Records drawn from a dataset

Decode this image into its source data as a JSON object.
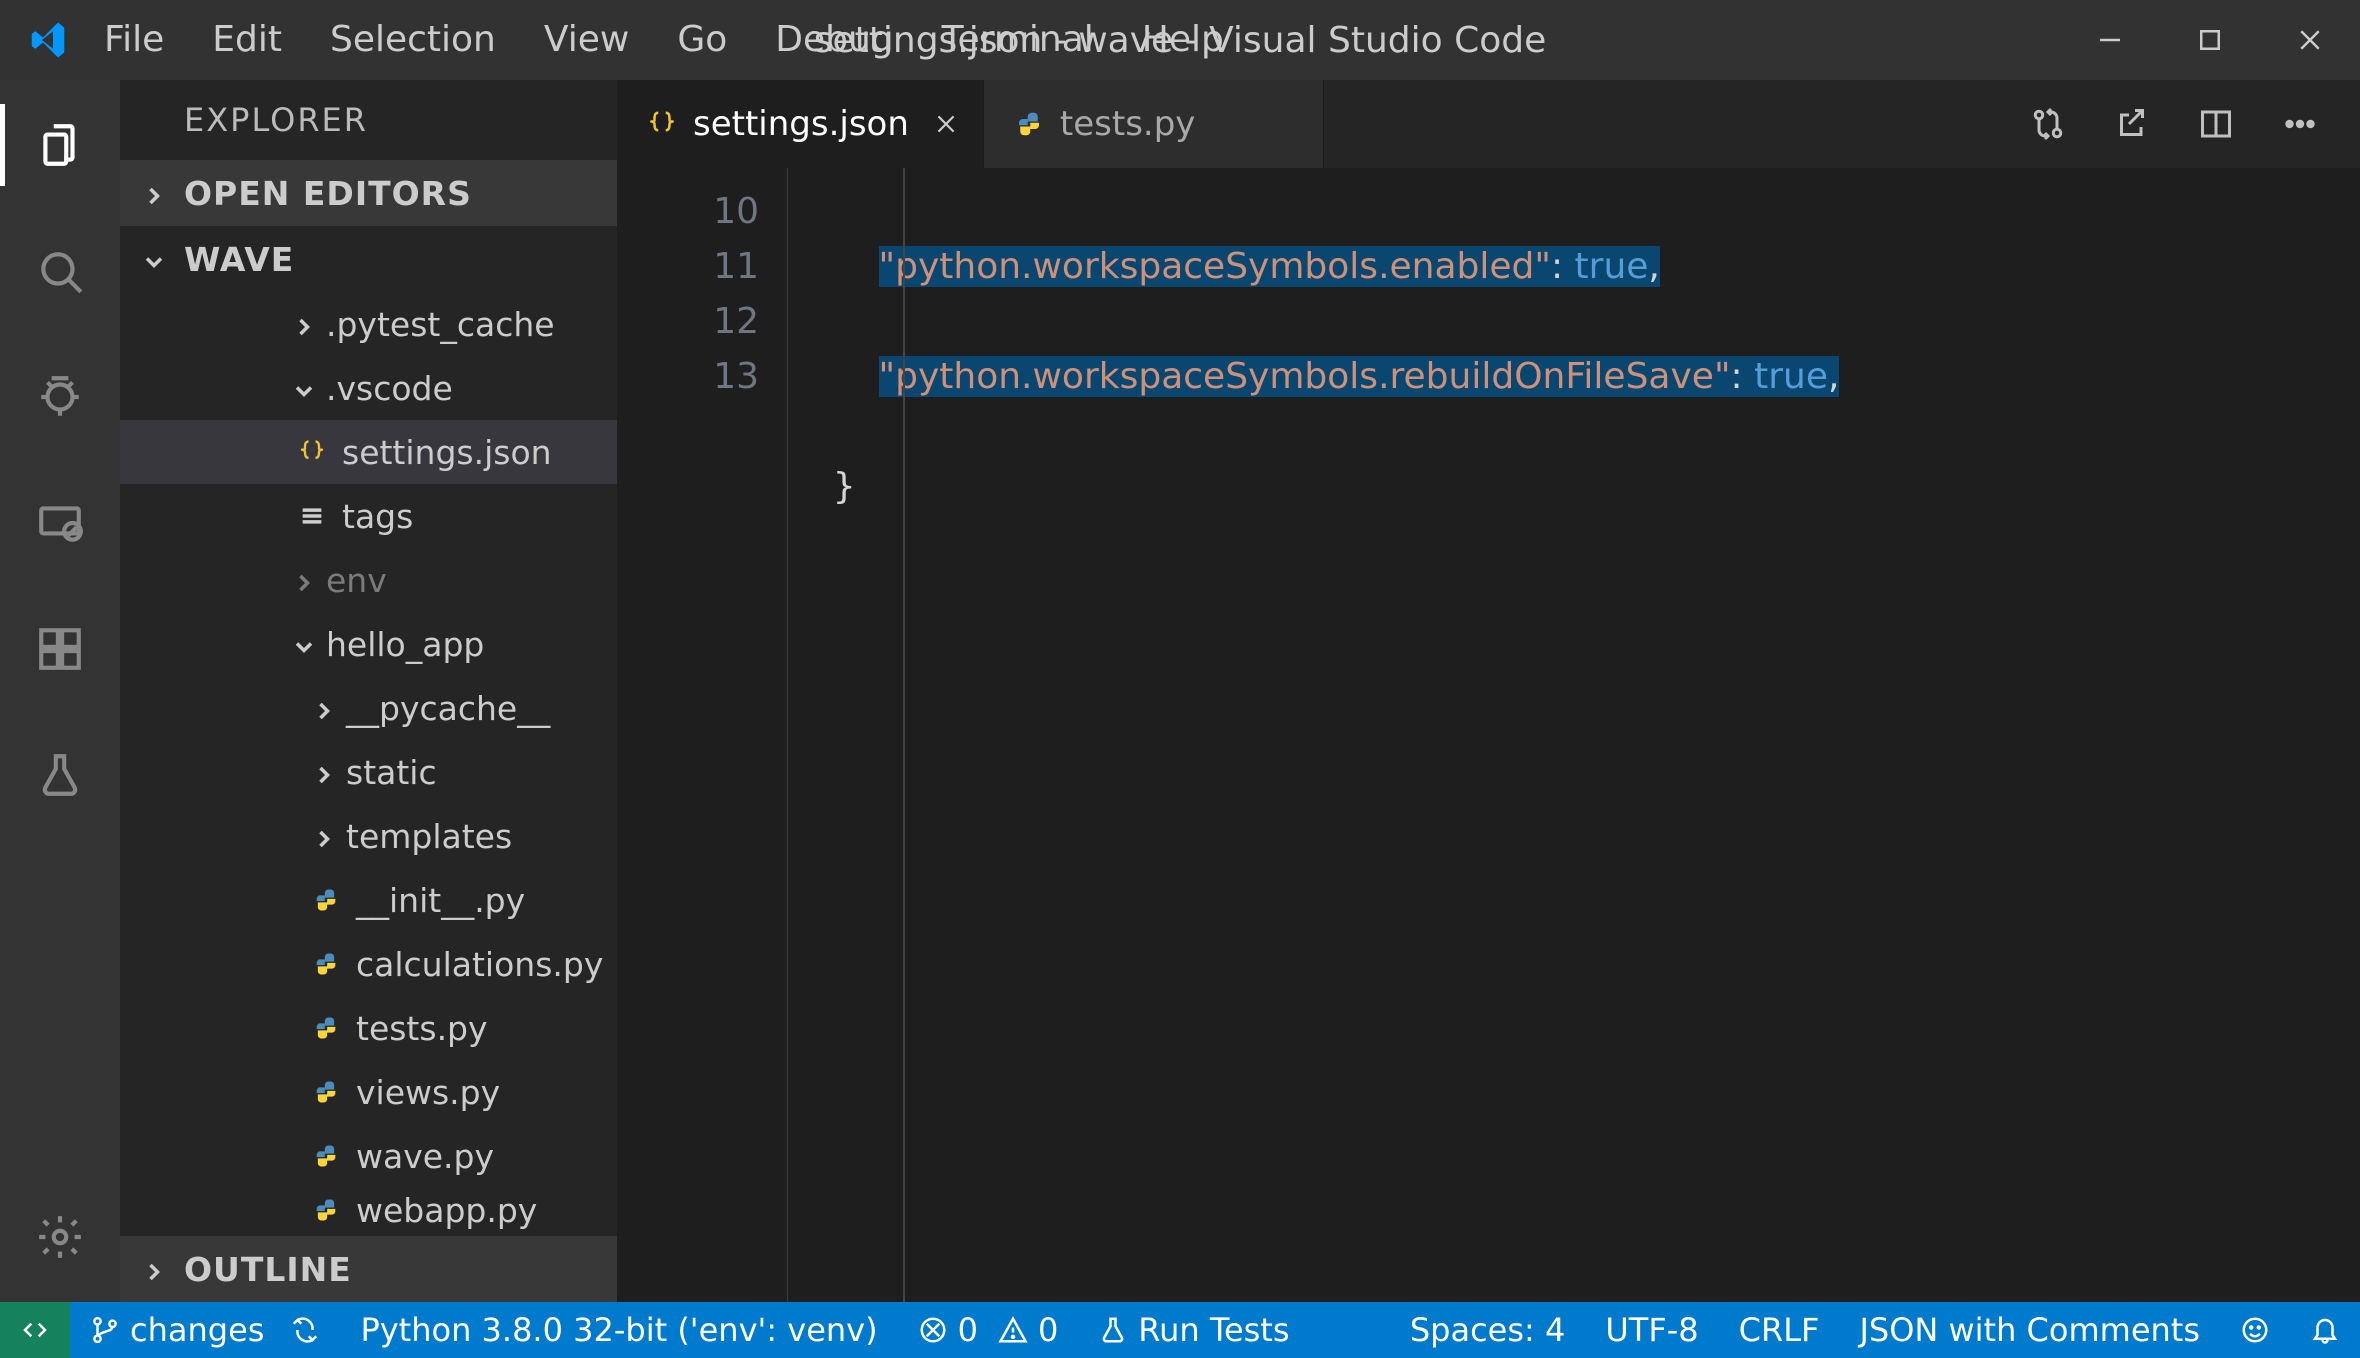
{
  "title": "settings.json - wave - Visual Studio Code",
  "menu": [
    "File",
    "Edit",
    "Selection",
    "View",
    "Go",
    "Debug",
    "Terminal",
    "Help"
  ],
  "sidebar": {
    "title": "EXPLORER",
    "sections": {
      "open_editors": "OPEN EDITORS",
      "workspace": "WAVE",
      "outline": "OUTLINE"
    },
    "tree": {
      "pytest_cache": ".pytest_cache",
      "vscode": ".vscode",
      "vscode_children": {
        "settings": "settings.json",
        "tags": "tags"
      },
      "env": "env",
      "hello_app": "hello_app",
      "hello_children": {
        "pycache": "__pycache__",
        "static": "static",
        "templates": "templates",
        "init": "__init__.py",
        "calculations": "calculations.py",
        "tests": "tests.py",
        "views": "views.py",
        "wave": "wave.py",
        "webapp": "webapp.py"
      }
    }
  },
  "tabs": {
    "settings": "settings.json",
    "tests": "tests.py"
  },
  "code": {
    "line_nums": {
      "l10": "10",
      "l11": "11",
      "l12": "12",
      "l13": "13"
    },
    "l10": {
      "key": "\"python.workspaceSymbols.enabled\"",
      "colon": ": ",
      "val": "true",
      "trail": ","
    },
    "l11": {
      "key": "\"python.workspaceSymbols.rebuildOnFileSave\"",
      "colon": ": ",
      "val": "true",
      "trail": ","
    },
    "l12": "    }",
    "l13": ""
  },
  "statusbar": {
    "branch": "changes",
    "python": "Python 3.8.0 32-bit ('env': venv)",
    "errors": "0",
    "warnings": "0",
    "run_tests": "Run Tests",
    "spaces": "Spaces: 4",
    "encoding": "UTF-8",
    "eol": "CRLF",
    "language": "JSON with Comments"
  },
  "colors": {
    "accent": "#007acc",
    "remote": "#16825d",
    "string": "#ce9178",
    "keyword": "#569cd6"
  }
}
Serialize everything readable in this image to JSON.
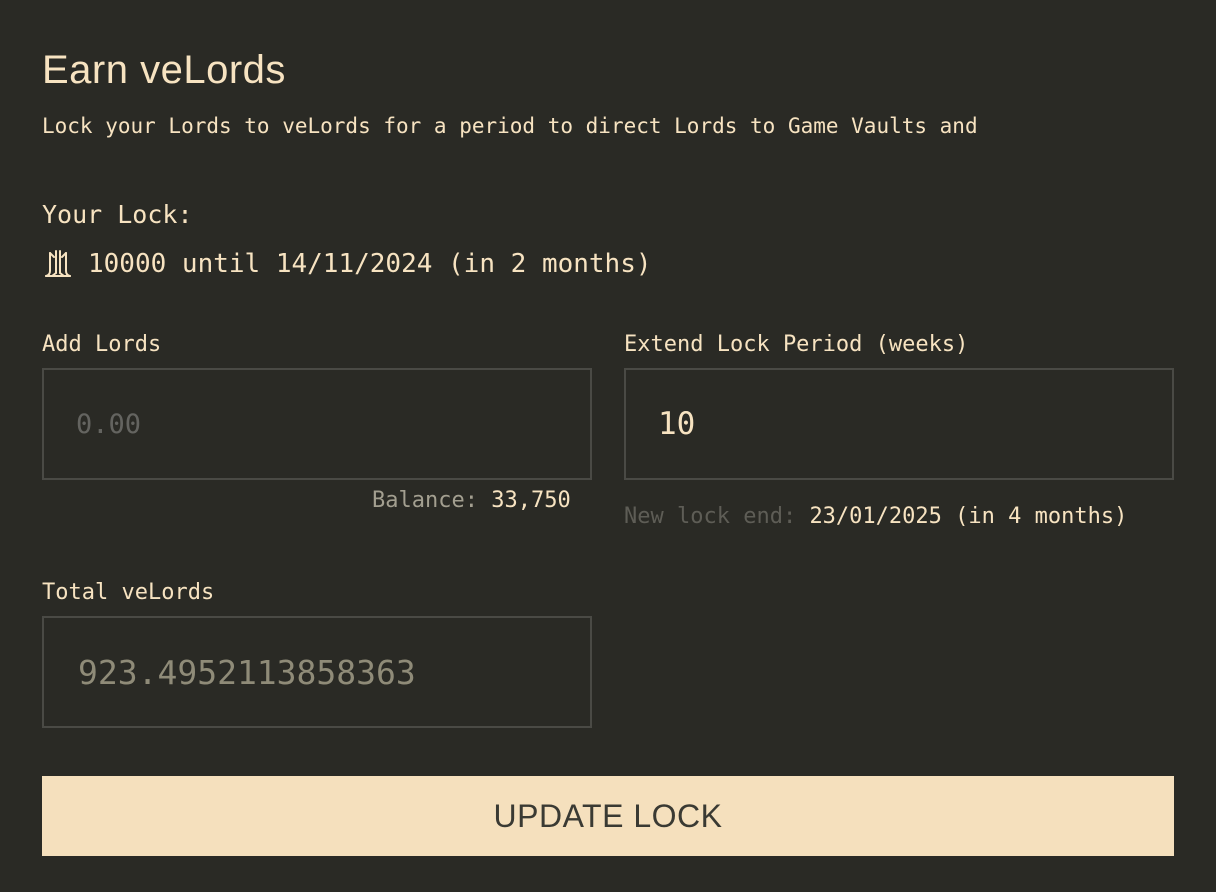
{
  "header": {
    "title": "Earn veLords",
    "subtitle": "Lock your Lords to veLords for a period to direct Lords to Game Vaults and"
  },
  "current_lock": {
    "label": "Your Lock:",
    "icon": "lords-token-icon",
    "summary": "10000 until 14/11/2024 (in 2 months)"
  },
  "add_lords": {
    "label": "Add Lords",
    "value": "",
    "placeholder": "0.00",
    "balance_label": "Balance:",
    "balance_value": "33,750"
  },
  "extend_lock": {
    "label": "Extend Lock Period (weeks)",
    "value": "10",
    "new_end_label": "New lock end:",
    "new_end_value": "23/01/2025 (in 4 months)"
  },
  "total_velords": {
    "label": "Total veLords",
    "value": "923.4952113858363"
  },
  "actions": {
    "update_label": "UPDATE LOCK"
  },
  "colors": {
    "background": "#2a2a25",
    "text": "#f7e3c1",
    "field_border": "#4a4a45",
    "button_bg": "#f5e0bd",
    "button_text": "#3a3a33"
  }
}
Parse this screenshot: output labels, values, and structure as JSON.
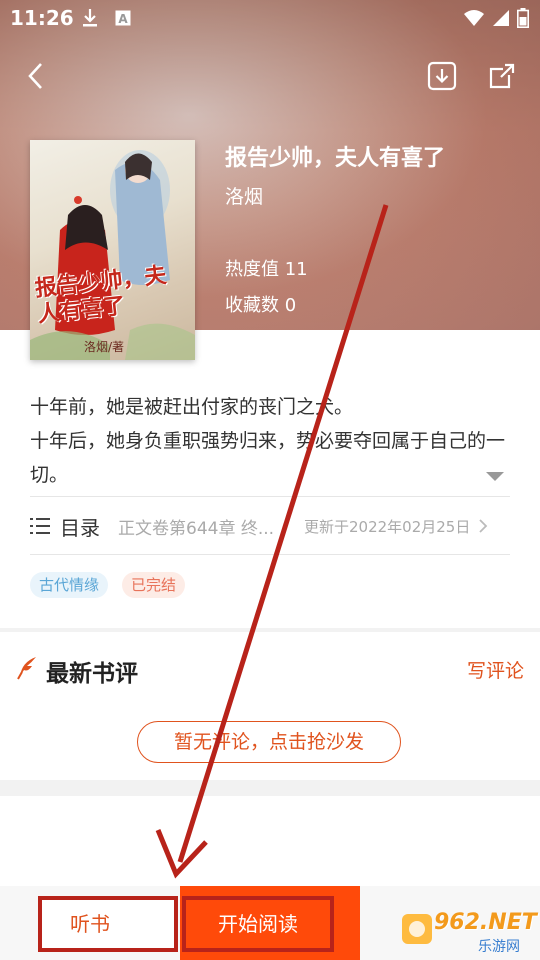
{
  "status_bar": {
    "time": "11:26"
  },
  "book": {
    "title": "报告少帅，夫人有喜了",
    "author": "洛烟",
    "heat_label": "热度值 11",
    "fav_label": "收藏数 0",
    "cover_title": "报告少帅，夫人有喜了",
    "cover_author": "洛烟/著"
  },
  "description": {
    "line1": "十年前，她是被赶出付家的丧门之犬。",
    "line2": "十年后，她身负重职强势归来，势必要夺回属于自己的一切。"
  },
  "toc": {
    "label": "目录",
    "chapter": "正文卷第644章 终...",
    "updated": "更新于2022年02月25日"
  },
  "tags": [
    "古代情缘",
    "已完结"
  ],
  "review": {
    "title": "最新书评",
    "write_label": "写评论",
    "empty_label": "暂无评论，点击抢沙发"
  },
  "bottom": {
    "listen_label": "听书",
    "read_label": "开始阅读"
  },
  "watermark": {
    "site": "962.NET",
    "sub": "乐游网"
  },
  "colors": {
    "accent": "#e0531e",
    "read_button": "#ff4a0a",
    "annotation": "#b8231a"
  }
}
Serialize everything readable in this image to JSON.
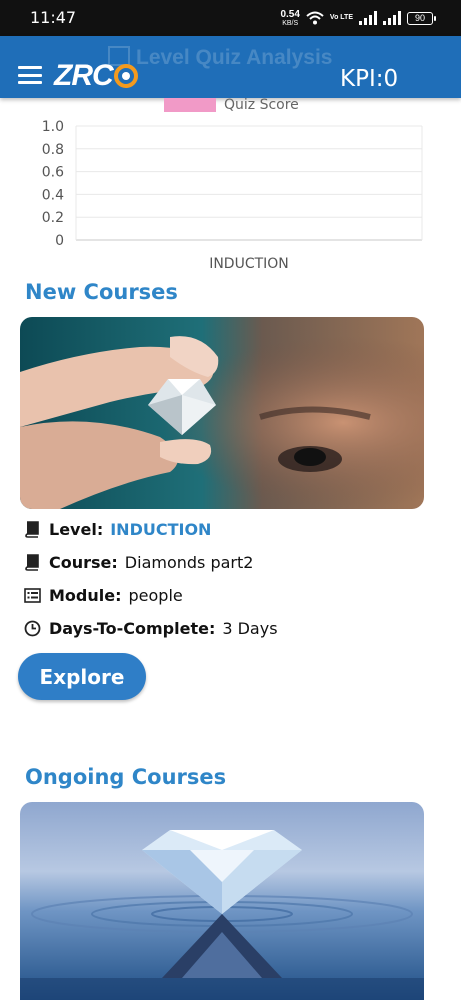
{
  "status_bar": {
    "time": "11:47",
    "net_speed": "0.54",
    "net_unit": "KB/S",
    "volte": "Vo LTE",
    "battery": "90"
  },
  "header": {
    "title": "Level Quiz Analysis",
    "logo": "ZRCO",
    "kpi": "KPI:0"
  },
  "chart_data": {
    "type": "bar",
    "categories": [
      "INDUCTION"
    ],
    "series": [
      {
        "name": "Quiz Score",
        "values": [
          0
        ]
      }
    ],
    "ylim": [
      0,
      1.0
    ],
    "yticks": [
      "0",
      "0.2",
      "0.4",
      "0.6",
      "0.8",
      "1.0"
    ],
    "legend": "top",
    "color": "#f19ac7"
  },
  "new_courses": {
    "title": "New Courses",
    "level_label": "Level:",
    "level_value": "INDUCTION",
    "course_label": "Course:",
    "course_value": "Diamonds part2",
    "module_label": "Module:",
    "module_value": "people",
    "days_label": "Days-To-Complete:",
    "days_value": "3 Days",
    "explore_label": "Explore"
  },
  "ongoing_courses": {
    "title": "Ongoing Courses"
  },
  "colors": {
    "header": "#1f6eb8",
    "accent": "#2f86c8",
    "button": "#2f7ec7",
    "logo_orange": "#f39a1e"
  }
}
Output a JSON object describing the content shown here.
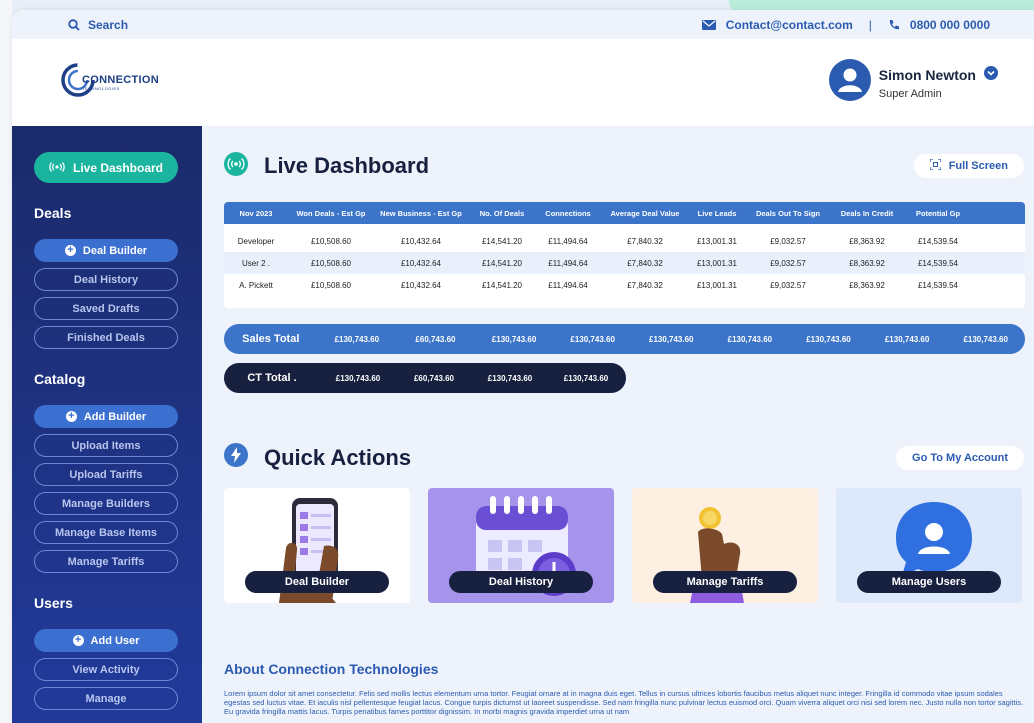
{
  "topbar": {
    "search_label": "Search",
    "email": "Contact@contact.com",
    "separator": "|",
    "phone": "0800 000 0000"
  },
  "logo": {
    "name": "CONNECTION",
    "tagline": "TECHNOLOGIES"
  },
  "user": {
    "name": "Simon Newton",
    "role": "Super Admin"
  },
  "sidebar": {
    "live_dashboard": "Live Dashboard",
    "deals": {
      "title": "Deals",
      "primary": "Deal Builder",
      "items": [
        "Deal History",
        "Saved Drafts",
        "Finished Deals"
      ]
    },
    "catalog": {
      "title": "Catalog",
      "primary": "Add Builder",
      "items": [
        "Upload Items",
        "Upload Tariffs",
        "Manage Builders",
        "Manage Base Items",
        "Manage Tariffs"
      ]
    },
    "users": {
      "title": "Users",
      "primary": "Add User",
      "items": [
        "View Activity",
        "Manage"
      ]
    }
  },
  "dashboard": {
    "title": "Live Dashboard",
    "fullscreen_label": "Full Screen",
    "table": {
      "headers": [
        "Nov 2023",
        "Won Deals - Est Gp",
        "New Business - Est Gp",
        "No. Of Deals",
        "Connections",
        "Average Deal Value",
        "Live Leads",
        "Deals Out To Sign",
        "Deals In Credit",
        "Potential Gp"
      ],
      "rows": [
        [
          "Developer",
          "£10,508.60",
          "£10,432.64",
          "£14,541.20",
          "£11,494.64",
          "£7,840.32",
          "£13,001.31",
          "£9,032.57",
          "£8,363.92",
          "£14,539.54"
        ],
        [
          "User 2 .",
          "£10,508.60",
          "£10,432.64",
          "£14,541.20",
          "£11,494.64",
          "£7,840.32",
          "£13,001.31",
          "£9,032.57",
          "£8,363.92",
          "£14,539.54"
        ],
        [
          "A. Pickett",
          "£10,508.60",
          "£10,432.64",
          "£14,541.20",
          "£11,494.64",
          "£7,840.32",
          "£13,001.31",
          "£9,032.57",
          "£8,363.92",
          "£14,539.54"
        ]
      ]
    },
    "sales_total": {
      "label": "Sales Total",
      "values": [
        "£130,743.60",
        "£60,743.60",
        "£130,743.60",
        "£130,743.60",
        "£130,743.60",
        "£130,743.60",
        "£130,743.60",
        "£130,743.60",
        "£130,743.60"
      ]
    },
    "ct_total": {
      "label": "CT Total .",
      "values": [
        "£130,743.60",
        "£60,743.60",
        "£130,743.60",
        "£130,743.60"
      ]
    }
  },
  "quick_actions": {
    "title": "Quick Actions",
    "account_label": "Go To My Account",
    "cards": [
      "Deal Builder",
      "Deal History",
      "Manage Tariffs",
      "Manage Users"
    ]
  },
  "about": {
    "title": "About Connection Technologies",
    "text": "Lorem ipsum dolor sit amet consectetur. Felis sed mollis lectus elementum urna tortor. Feugiat ornare at in magna duis eget. Tellus in cursus ultrices lobortis faucibus metus aliquet nunc integer. Fringilla id commodo vitae ipsum sodales egestas sed luctus vitae. Et iaculis nisl pellentesque feugiat lacus. Congue turpis dictumst ut laoreet suspendisse. Sed nam fringilla nunc pulvinar lectus euismod orci. Quam viverra aliquet orci nisi sed lorem nec. Justo nulla non tortor sagittis. Eu gravida fringilla mattis lacus. Turpis penatibus fames porttitor dignissim. In morbi magnis gravida imperdiet urna ut nam"
  },
  "colors": {
    "accent": "#1bb59f",
    "primary": "#3b74c9",
    "navy": "#17203f",
    "sidebar": "#1b2a6a"
  }
}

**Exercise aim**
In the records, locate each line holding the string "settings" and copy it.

**Problem solution**
  "title": "settings.json - wave - Visual Studio Code",
        "settings": "settings.json",
    "settings": "settings.json",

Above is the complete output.